Data section >>
····················
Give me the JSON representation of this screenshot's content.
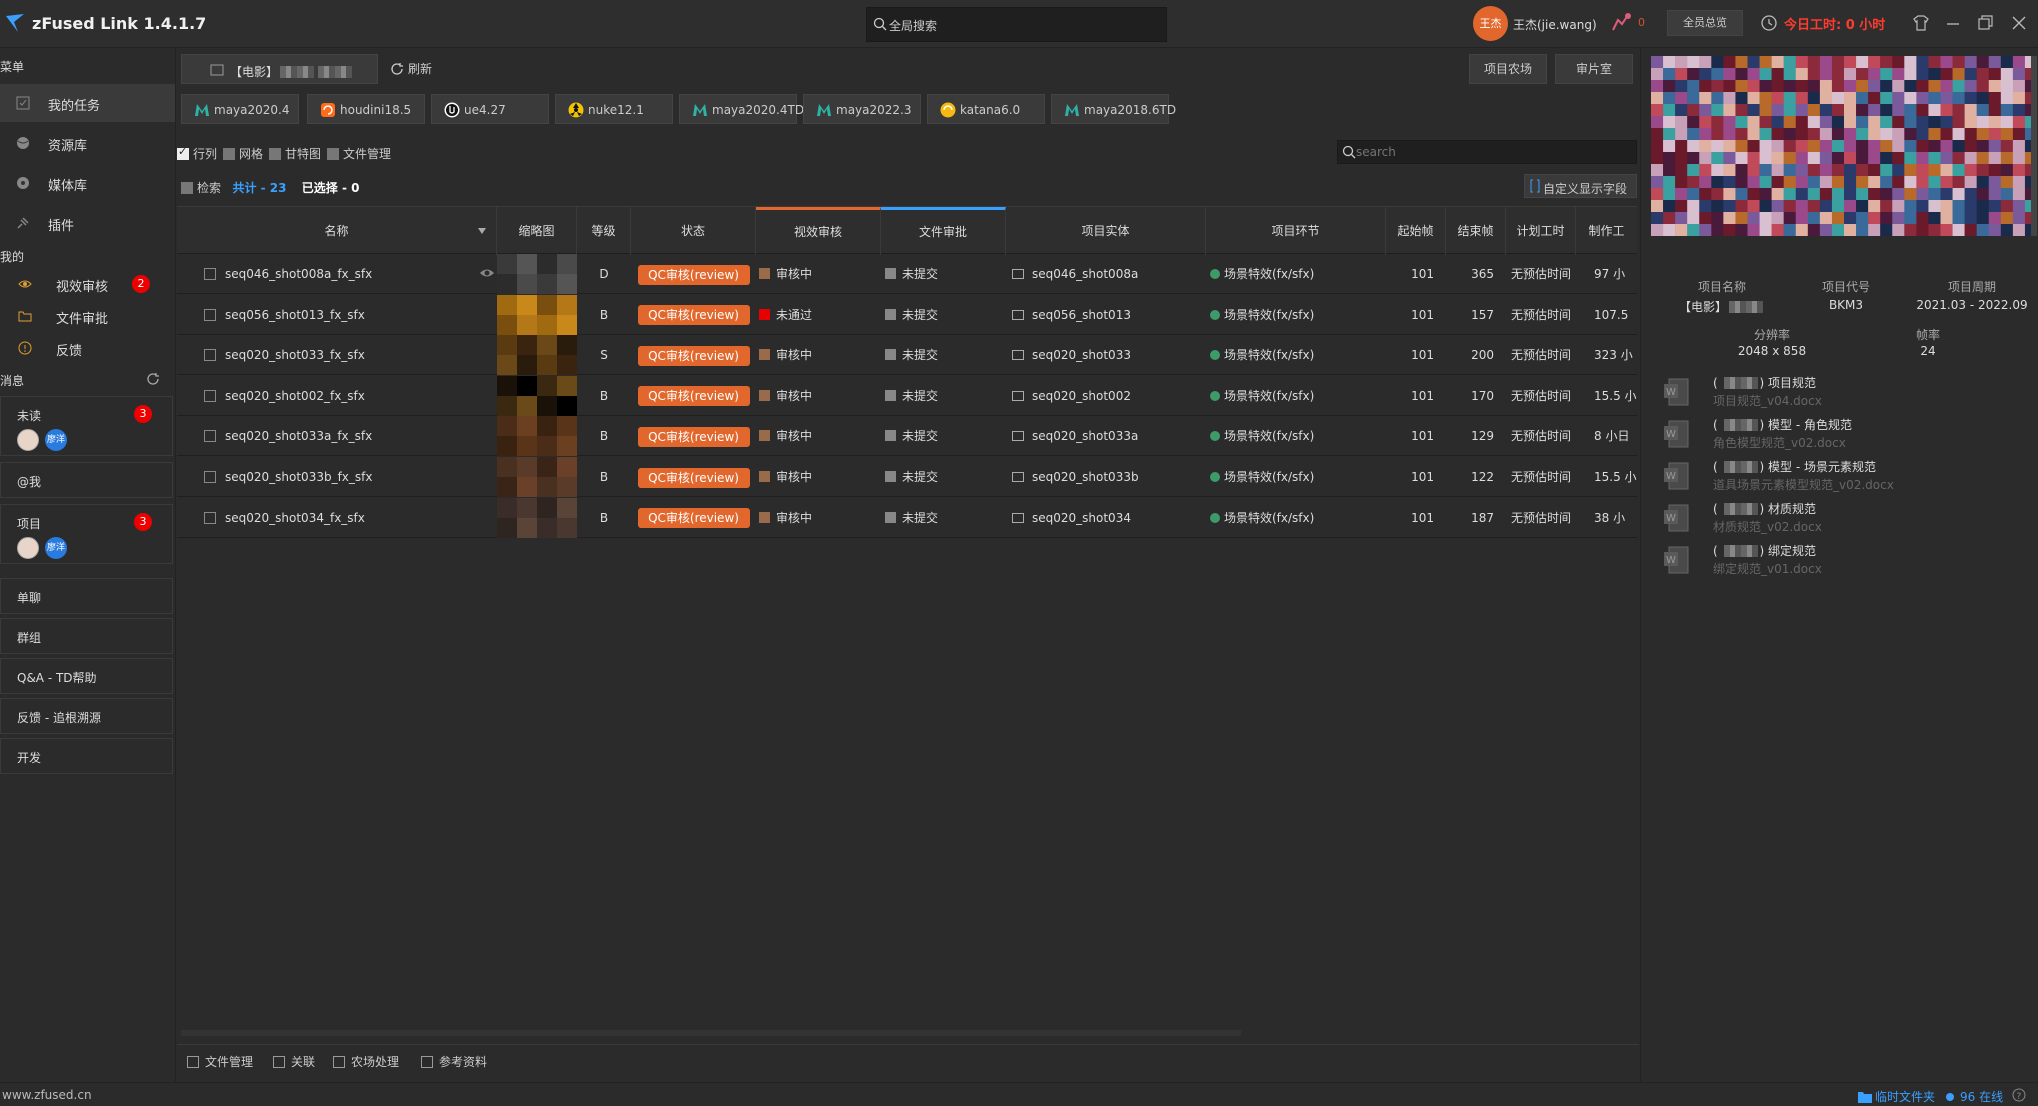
{
  "app": {
    "title": "zFused Link 1.4.1.7"
  },
  "titlebar": {
    "search_placeholder": "全局搜索",
    "user_avatar": "王杰",
    "user_name": "王杰(jie.wang)",
    "notif_count": "0",
    "overview_btn": "全员总览",
    "today_hours": "今日工时: 0 小时"
  },
  "sidebar": {
    "menu_title": "菜单",
    "items": [
      {
        "label": "我的任务",
        "icon": "task-icon"
      },
      {
        "label": "资源库",
        "icon": "globe-icon"
      },
      {
        "label": "媒体库",
        "icon": "media-icon"
      },
      {
        "label": "插件",
        "icon": "plugin-icon"
      }
    ],
    "my_title": "我的",
    "my_items": [
      {
        "label": "视效审核",
        "icon": "eye-icon",
        "badge": "2"
      },
      {
        "label": "文件审批",
        "icon": "folder-icon"
      },
      {
        "label": "反馈",
        "icon": "info-icon"
      }
    ],
    "msg_title": "消息",
    "messages": [
      {
        "label": "未读",
        "badge": "3",
        "avatar2": "廖洋"
      },
      {
        "label": "@我"
      },
      {
        "label": "项目",
        "badge": "3",
        "avatar2": "廖洋"
      },
      {
        "label": "单聊"
      },
      {
        "label": "群组"
      },
      {
        "label": "Q&A - TD帮助"
      },
      {
        "label": "反馈 - 追根溯源"
      },
      {
        "label": "开发"
      }
    ]
  },
  "main": {
    "project_tab": "【电影】",
    "refresh": "刷新",
    "farm_btn": "项目农场",
    "review_btn": "审片室",
    "apps": [
      "maya2020.4",
      "houdini18.5",
      "ue4.27",
      "nuke12.1",
      "maya2020.4TD",
      "maya2022.3",
      "katana6.0",
      "maya2018.6TD"
    ],
    "view_options": [
      "行列",
      "网格",
      "甘特图",
      "文件管理"
    ],
    "search_placeholder": "search",
    "filter_label": "检索",
    "count_total": "共计 - 23",
    "count_selected": "已选择 - 0",
    "custom_fields_btn": "自定义显示字段",
    "columns": [
      "名称",
      "缩略图",
      "等级",
      "状态",
      "视效审核",
      "文件审批",
      "项目实体",
      "项目环节",
      "起始帧",
      "结束帧",
      "计划工时",
      "制作工"
    ],
    "rows": [
      {
        "name": "seq046_shot008a_fx_sfx",
        "grade": "D",
        "status": "QC审核(review)",
        "vis": "审核中",
        "file": "未提交",
        "entity": "seq046_shot008a",
        "step": "场景特效(fx/sfx)",
        "start": "101",
        "end": "365",
        "plan": "无预估时间",
        "work": "97 小"
      },
      {
        "name": "seq056_shot013_fx_sfx",
        "grade": "B",
        "status": "QC审核(review)",
        "vis": "未通过",
        "file": "未提交",
        "entity": "seq056_shot013",
        "step": "场景特效(fx/sfx)",
        "start": "101",
        "end": "157",
        "plan": "无预估时间",
        "work": "107.5"
      },
      {
        "name": "seq020_shot033_fx_sfx",
        "grade": "S",
        "status": "QC审核(review)",
        "vis": "审核中",
        "file": "未提交",
        "entity": "seq020_shot033",
        "step": "场景特效(fx/sfx)",
        "start": "101",
        "end": "200",
        "plan": "无预估时间",
        "work": "323 小"
      },
      {
        "name": "seq020_shot002_fx_sfx",
        "grade": "B",
        "status": "QC审核(review)",
        "vis": "审核中",
        "file": "未提交",
        "entity": "seq020_shot002",
        "step": "场景特效(fx/sfx)",
        "start": "101",
        "end": "170",
        "plan": "无预估时间",
        "work": "15.5 小"
      },
      {
        "name": "seq020_shot033a_fx_sfx",
        "grade": "B",
        "status": "QC审核(review)",
        "vis": "审核中",
        "file": "未提交",
        "entity": "seq020_shot033a",
        "step": "场景特效(fx/sfx)",
        "start": "101",
        "end": "129",
        "plan": "无预估时间",
        "work": "8 小日"
      },
      {
        "name": "seq020_shot033b_fx_sfx",
        "grade": "B",
        "status": "QC审核(review)",
        "vis": "审核中",
        "file": "未提交",
        "entity": "seq020_shot033b",
        "step": "场景特效(fx/sfx)",
        "start": "101",
        "end": "122",
        "plan": "无预估时间",
        "work": "15.5 小"
      },
      {
        "name": "seq020_shot034_fx_sfx",
        "grade": "B",
        "status": "QC审核(review)",
        "vis": "审核中",
        "file": "未提交",
        "entity": "seq020_shot034",
        "step": "场景特效(fx/sfx)",
        "start": "101",
        "end": "187",
        "plan": "无预估时间",
        "work": "38 小"
      }
    ],
    "bottom": [
      "文件管理",
      "关联",
      "农场处理",
      "参考资料"
    ]
  },
  "right_panel": {
    "project_name_label": "项目名称",
    "project_name": "【电影】",
    "project_code_label": "项目代号",
    "project_code": "BKM3",
    "project_period_label": "项目周期",
    "project_period": "2021.03 - 2022.09",
    "resolution_label": "分辨率",
    "resolution": "2048 x 858",
    "fps_label": "帧率",
    "fps": "24",
    "docs": [
      {
        "title": "项目规范",
        "file": "项目规范_v04.docx"
      },
      {
        "title": "模型 - 角色规范",
        "file": "角色模型规范_v02.docx"
      },
      {
        "title": "模型 - 场景元素规范",
        "file": "道具场景元素模型规范_v02.docx"
      },
      {
        "title": "材质规范",
        "file": "材质规范_v02.docx"
      },
      {
        "title": "绑定规范",
        "file": "绑定规范_v01.docx"
      }
    ]
  },
  "statusbar": {
    "website": "www.zfused.cn",
    "tmp_folder": "临时文件夹",
    "online": "96 在线"
  }
}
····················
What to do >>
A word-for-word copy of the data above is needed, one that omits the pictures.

Exercise output >>
Give me the JSON representation of this screenshot's content.
{
  "app": {
    "title": "zFused Link 1.4.1.7"
  },
  "titlebar": {
    "search_placeholder": "全局搜索",
    "user_avatar": "王杰",
    "user_name": "王杰(jie.wang)",
    "notif_count": "0",
    "overview_btn": "全员总览",
    "today_hours": "今日工时: 0 小时"
  },
  "sidebar": {
    "menu_title": "菜单",
    "items": [
      {
        "label": "我的任务",
        "icon": "task-icon"
      },
      {
        "label": "资源库",
        "icon": "globe-icon"
      },
      {
        "label": "媒体库",
        "icon": "media-icon"
      },
      {
        "label": "插件",
        "icon": "plugin-icon"
      }
    ],
    "my_title": "我的",
    "my_items": [
      {
        "label": "视效审核",
        "icon": "eye-icon",
        "badge": "2"
      },
      {
        "label": "文件审批",
        "icon": "folder-icon"
      },
      {
        "label": "反馈",
        "icon": "info-icon"
      }
    ],
    "msg_title": "消息",
    "messages": [
      {
        "label": "未读",
        "badge": "3",
        "avatar2": "廖洋"
      },
      {
        "label": "@我"
      },
      {
        "label": "项目",
        "badge": "3",
        "avatar2": "廖洋"
      },
      {
        "label": "单聊"
      },
      {
        "label": "群组"
      },
      {
        "label": "Q&A - TD帮助"
      },
      {
        "label": "反馈 - 追根溯源"
      },
      {
        "label": "开发"
      }
    ]
  },
  "main": {
    "project_tab": "【电影】",
    "refresh": "刷新",
    "farm_btn": "项目农场",
    "review_btn": "审片室",
    "apps": [
      "maya2020.4",
      "houdini18.5",
      "ue4.27",
      "nuke12.1",
      "maya2020.4TD",
      "maya2022.3",
      "katana6.0",
      "maya2018.6TD"
    ],
    "view_options": [
      "行列",
      "网格",
      "甘特图",
      "文件管理"
    ],
    "search_placeholder": "search",
    "filter_label": "检索",
    "count_total": "共计 - 23",
    "count_selected": "已选择 - 0",
    "custom_fields_btn": "自定义显示字段",
    "columns": [
      "名称",
      "缩略图",
      "等级",
      "状态",
      "视效审核",
      "文件审批",
      "项目实体",
      "项目环节",
      "起始帧",
      "结束帧",
      "计划工时",
      "制作工"
    ],
    "rows": [
      {
        "name": "seq046_shot008a_fx_sfx",
        "grade": "D",
        "status": "QC审核(review)",
        "vis": "审核中",
        "file": "未提交",
        "entity": "seq046_shot008a",
        "step": "场景特效(fx/sfx)",
        "start": "101",
        "end": "365",
        "plan": "无预估时间",
        "work": "97 小"
      },
      {
        "name": "seq056_shot013_fx_sfx",
        "grade": "B",
        "status": "QC审核(review)",
        "vis": "未通过",
        "file": "未提交",
        "entity": "seq056_shot013",
        "step": "场景特效(fx/sfx)",
        "start": "101",
        "end": "157",
        "plan": "无预估时间",
        "work": "107.5"
      },
      {
        "name": "seq020_shot033_fx_sfx",
        "grade": "S",
        "status": "QC审核(review)",
        "vis": "审核中",
        "file": "未提交",
        "entity": "seq020_shot033",
        "step": "场景特效(fx/sfx)",
        "start": "101",
        "end": "200",
        "plan": "无预估时间",
        "work": "323 小"
      },
      {
        "name": "seq020_shot002_fx_sfx",
        "grade": "B",
        "status": "QC审核(review)",
        "vis": "审核中",
        "file": "未提交",
        "entity": "seq020_shot002",
        "step": "场景特效(fx/sfx)",
        "start": "101",
        "end": "170",
        "plan": "无预估时间",
        "work": "15.5 小"
      },
      {
        "name": "seq020_shot033a_fx_sfx",
        "grade": "B",
        "status": "QC审核(review)",
        "vis": "审核中",
        "file": "未提交",
        "entity": "seq020_shot033a",
        "step": "场景特效(fx/sfx)",
        "start": "101",
        "end": "129",
        "plan": "无预估时间",
        "work": "8 小日"
      },
      {
        "name": "seq020_shot033b_fx_sfx",
        "grade": "B",
        "status": "QC审核(review)",
        "vis": "审核中",
        "file": "未提交",
        "entity": "seq020_shot033b",
        "step": "场景特效(fx/sfx)",
        "start": "101",
        "end": "122",
        "plan": "无预估时间",
        "work": "15.5 小"
      },
      {
        "name": "seq020_shot034_fx_sfx",
        "grade": "B",
        "status": "QC审核(review)",
        "vis": "审核中",
        "file": "未提交",
        "entity": "seq020_shot034",
        "step": "场景特效(fx/sfx)",
        "start": "101",
        "end": "187",
        "plan": "无预估时间",
        "work": "38 小"
      }
    ],
    "bottom": [
      "文件管理",
      "关联",
      "农场处理",
      "参考资料"
    ]
  },
  "right_panel": {
    "project_name_label": "项目名称",
    "project_name": "【电影】",
    "project_code_label": "项目代号",
    "project_code": "BKM3",
    "project_period_label": "项目周期",
    "project_period": "2021.03 - 2022.09",
    "resolution_label": "分辨率",
    "resolution": "2048 x 858",
    "fps_label": "帧率",
    "fps": "24",
    "docs": [
      {
        "title": "项目规范",
        "file": "项目规范_v04.docx"
      },
      {
        "title": "模型 - 角色规范",
        "file": "角色模型规范_v02.docx"
      },
      {
        "title": "模型 - 场景元素规范",
        "file": "道具场景元素模型规范_v02.docx"
      },
      {
        "title": "材质规范",
        "file": "材质规范_v02.docx"
      },
      {
        "title": "绑定规范",
        "file": "绑定规范_v01.docx"
      }
    ]
  },
  "statusbar": {
    "website": "www.zfused.cn",
    "tmp_folder": "临时文件夹",
    "online": "96 在线"
  }
}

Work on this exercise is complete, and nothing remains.